The eggs of these species develop into larvae in soil contaminated by dog or cat feces. These larvae can penetrate the skin. After traveling through the venous circulation, they reach the lungs. When they are coughed up, they are then swallowed and can enter the intestine and develop into mature adults. At this stage, they attach to the wall of the intestine, where they feed on blood and can potentially cause anemia. Signs and symptoms include cough, an itchy rash, loss of appetite, abdominal pain, and diarrhea. In children, hookworms can affect physical and cognitive growth.
Some hookworm species, such as Ancylostoma braziliense that is commonly found in animals such as cats and dogs, can penetrate human skin and migrate, causing cutaneous larva migrans, a skin disease caused by the larvae of hookworms. As they move across the skin, in the subcutaneous tissue, pruritic tracks appear.
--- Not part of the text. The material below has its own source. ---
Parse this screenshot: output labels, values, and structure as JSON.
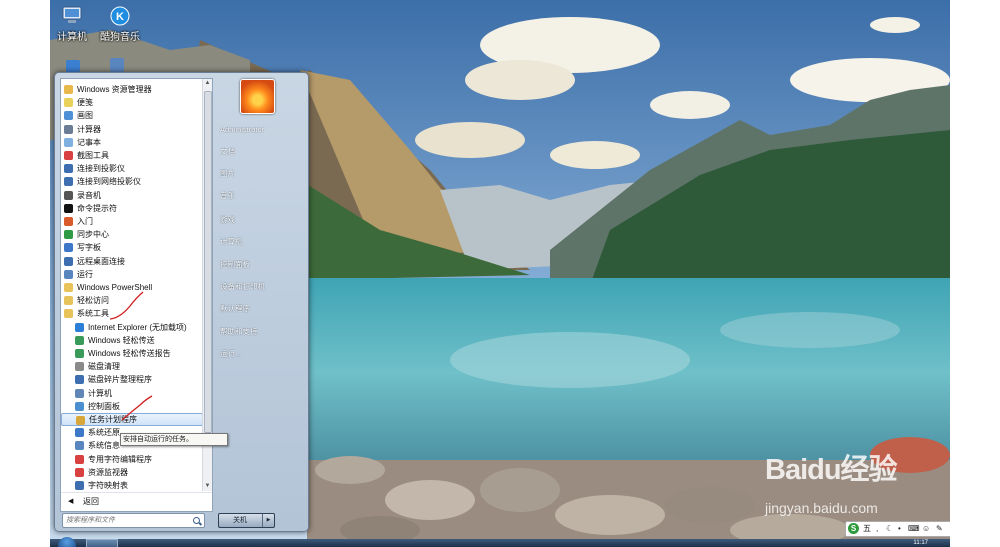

The infection is diagnosed using microscopic examination of the stool, allowing for observation of eggs in the feces. Medications such as albendazole, mebendazole, and pyrantel pamoate are used as needed to treat systemic infection. In addition to systemic medication for symptoms associated with cutaneous larva migrans, topical thiabendazole is applied to the affected areas.
Parker, N., Schneegurt, M., Thi Tu, A.-H., Forster, B. M., & Lister, P. (n.d.). Microbiology. Houston, Texas: OpenStax. Access for free at: https://openstax.org/details/books/microbiology